(The records Opens)

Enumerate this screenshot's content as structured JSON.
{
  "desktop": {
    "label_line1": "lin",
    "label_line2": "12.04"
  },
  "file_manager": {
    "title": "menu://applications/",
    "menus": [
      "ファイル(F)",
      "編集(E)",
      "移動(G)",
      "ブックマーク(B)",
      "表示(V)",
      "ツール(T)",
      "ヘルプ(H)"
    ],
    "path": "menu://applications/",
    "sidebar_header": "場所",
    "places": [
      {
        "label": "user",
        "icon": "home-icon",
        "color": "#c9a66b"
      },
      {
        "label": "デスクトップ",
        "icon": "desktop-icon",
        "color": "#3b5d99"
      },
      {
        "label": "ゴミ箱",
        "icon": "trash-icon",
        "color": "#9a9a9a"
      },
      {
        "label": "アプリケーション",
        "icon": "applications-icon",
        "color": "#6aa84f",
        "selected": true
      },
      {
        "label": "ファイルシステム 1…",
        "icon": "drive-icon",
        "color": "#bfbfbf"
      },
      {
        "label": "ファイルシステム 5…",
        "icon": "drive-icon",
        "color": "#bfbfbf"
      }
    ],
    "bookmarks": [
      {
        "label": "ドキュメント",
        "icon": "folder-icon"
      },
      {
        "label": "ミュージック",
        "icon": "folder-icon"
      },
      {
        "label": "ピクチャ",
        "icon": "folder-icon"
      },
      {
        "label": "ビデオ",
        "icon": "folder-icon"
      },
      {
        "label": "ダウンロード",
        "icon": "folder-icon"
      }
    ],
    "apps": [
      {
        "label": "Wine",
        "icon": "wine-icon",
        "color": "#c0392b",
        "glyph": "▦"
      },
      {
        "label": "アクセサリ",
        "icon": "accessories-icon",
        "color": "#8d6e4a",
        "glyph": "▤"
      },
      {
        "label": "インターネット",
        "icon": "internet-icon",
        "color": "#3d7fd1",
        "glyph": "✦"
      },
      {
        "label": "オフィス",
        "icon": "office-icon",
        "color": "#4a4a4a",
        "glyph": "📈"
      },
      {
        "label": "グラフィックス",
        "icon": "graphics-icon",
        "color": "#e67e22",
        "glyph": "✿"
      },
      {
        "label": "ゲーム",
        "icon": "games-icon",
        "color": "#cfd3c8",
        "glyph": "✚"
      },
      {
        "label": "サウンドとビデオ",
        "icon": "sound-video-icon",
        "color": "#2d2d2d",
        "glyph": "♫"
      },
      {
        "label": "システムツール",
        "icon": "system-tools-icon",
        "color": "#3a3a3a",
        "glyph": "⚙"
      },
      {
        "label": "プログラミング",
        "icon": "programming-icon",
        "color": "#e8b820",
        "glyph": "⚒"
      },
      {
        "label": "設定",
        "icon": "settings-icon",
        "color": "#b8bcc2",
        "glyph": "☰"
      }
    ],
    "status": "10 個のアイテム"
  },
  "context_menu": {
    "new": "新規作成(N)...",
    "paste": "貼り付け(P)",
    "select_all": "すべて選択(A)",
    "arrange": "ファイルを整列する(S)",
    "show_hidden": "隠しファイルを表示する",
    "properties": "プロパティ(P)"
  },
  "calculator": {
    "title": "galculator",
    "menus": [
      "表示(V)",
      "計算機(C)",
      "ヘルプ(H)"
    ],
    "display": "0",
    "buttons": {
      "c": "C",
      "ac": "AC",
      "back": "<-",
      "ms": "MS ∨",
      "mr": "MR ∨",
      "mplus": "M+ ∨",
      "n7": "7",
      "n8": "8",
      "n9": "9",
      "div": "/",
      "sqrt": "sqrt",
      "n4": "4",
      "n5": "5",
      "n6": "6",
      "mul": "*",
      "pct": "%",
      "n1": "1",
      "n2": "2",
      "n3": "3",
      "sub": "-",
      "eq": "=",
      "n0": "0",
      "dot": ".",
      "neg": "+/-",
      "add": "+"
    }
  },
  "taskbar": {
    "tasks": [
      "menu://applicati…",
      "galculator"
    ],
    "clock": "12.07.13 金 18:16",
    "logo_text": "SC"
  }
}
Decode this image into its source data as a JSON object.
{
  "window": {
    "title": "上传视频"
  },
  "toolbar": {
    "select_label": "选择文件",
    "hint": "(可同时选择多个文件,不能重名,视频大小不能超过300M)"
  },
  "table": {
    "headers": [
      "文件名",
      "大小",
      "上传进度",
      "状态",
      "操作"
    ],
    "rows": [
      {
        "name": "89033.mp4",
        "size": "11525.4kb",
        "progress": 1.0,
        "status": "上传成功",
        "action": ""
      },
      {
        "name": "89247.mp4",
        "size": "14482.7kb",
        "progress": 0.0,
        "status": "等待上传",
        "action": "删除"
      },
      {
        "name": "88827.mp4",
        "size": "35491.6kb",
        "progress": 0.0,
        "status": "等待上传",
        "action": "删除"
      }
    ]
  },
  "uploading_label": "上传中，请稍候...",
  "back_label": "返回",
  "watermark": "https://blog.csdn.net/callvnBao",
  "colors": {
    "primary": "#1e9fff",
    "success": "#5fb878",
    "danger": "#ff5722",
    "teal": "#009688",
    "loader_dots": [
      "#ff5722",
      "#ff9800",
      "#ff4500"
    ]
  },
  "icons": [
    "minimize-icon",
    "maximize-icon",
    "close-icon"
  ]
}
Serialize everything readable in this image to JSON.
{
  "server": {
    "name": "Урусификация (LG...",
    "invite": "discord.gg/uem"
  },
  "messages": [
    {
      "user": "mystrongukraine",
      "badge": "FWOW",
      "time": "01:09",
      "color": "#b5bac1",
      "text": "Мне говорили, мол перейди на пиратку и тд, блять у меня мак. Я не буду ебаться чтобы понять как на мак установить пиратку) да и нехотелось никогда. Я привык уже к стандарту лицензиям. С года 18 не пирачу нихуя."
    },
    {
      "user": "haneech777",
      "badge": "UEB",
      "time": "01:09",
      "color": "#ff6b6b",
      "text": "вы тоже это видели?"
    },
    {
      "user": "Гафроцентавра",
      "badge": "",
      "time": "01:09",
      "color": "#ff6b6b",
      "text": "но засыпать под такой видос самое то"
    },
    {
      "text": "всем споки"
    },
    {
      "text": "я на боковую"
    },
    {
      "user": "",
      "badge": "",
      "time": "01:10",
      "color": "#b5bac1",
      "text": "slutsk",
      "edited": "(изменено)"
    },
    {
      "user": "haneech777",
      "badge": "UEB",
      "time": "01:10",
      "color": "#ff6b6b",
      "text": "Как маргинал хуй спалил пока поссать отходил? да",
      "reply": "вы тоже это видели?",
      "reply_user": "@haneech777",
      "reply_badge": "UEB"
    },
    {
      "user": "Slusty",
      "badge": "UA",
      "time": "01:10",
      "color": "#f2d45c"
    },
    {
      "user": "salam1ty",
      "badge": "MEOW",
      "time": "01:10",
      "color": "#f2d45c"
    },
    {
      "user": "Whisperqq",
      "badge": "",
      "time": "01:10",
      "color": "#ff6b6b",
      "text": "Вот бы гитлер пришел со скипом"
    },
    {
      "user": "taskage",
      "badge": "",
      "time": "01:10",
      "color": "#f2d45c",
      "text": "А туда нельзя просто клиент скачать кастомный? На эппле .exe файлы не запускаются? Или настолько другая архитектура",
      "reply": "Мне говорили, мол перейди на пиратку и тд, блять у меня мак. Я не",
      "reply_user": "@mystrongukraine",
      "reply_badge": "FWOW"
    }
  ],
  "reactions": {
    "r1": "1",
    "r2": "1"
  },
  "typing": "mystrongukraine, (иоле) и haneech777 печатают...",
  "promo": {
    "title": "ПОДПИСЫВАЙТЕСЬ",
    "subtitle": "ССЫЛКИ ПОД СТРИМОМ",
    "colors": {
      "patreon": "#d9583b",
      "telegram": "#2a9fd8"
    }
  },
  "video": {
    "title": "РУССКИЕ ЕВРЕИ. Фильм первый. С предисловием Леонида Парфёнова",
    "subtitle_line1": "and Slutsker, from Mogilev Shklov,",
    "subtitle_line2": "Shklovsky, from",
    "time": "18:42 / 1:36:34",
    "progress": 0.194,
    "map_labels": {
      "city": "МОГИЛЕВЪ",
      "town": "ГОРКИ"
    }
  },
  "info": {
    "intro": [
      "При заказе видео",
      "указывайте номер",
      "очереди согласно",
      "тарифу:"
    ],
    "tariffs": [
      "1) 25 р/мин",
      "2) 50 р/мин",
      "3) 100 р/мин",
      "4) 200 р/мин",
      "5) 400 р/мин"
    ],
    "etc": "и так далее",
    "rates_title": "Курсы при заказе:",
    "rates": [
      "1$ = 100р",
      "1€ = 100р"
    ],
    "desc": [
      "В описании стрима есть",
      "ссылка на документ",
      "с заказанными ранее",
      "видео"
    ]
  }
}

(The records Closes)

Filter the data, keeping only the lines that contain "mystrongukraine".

_Expected output_
      "user": "mystrongukraine",
      "reply_user": "@mystrongukraine",
  "typing": "mystrongukraine, (иоле) и haneech777 печатают...",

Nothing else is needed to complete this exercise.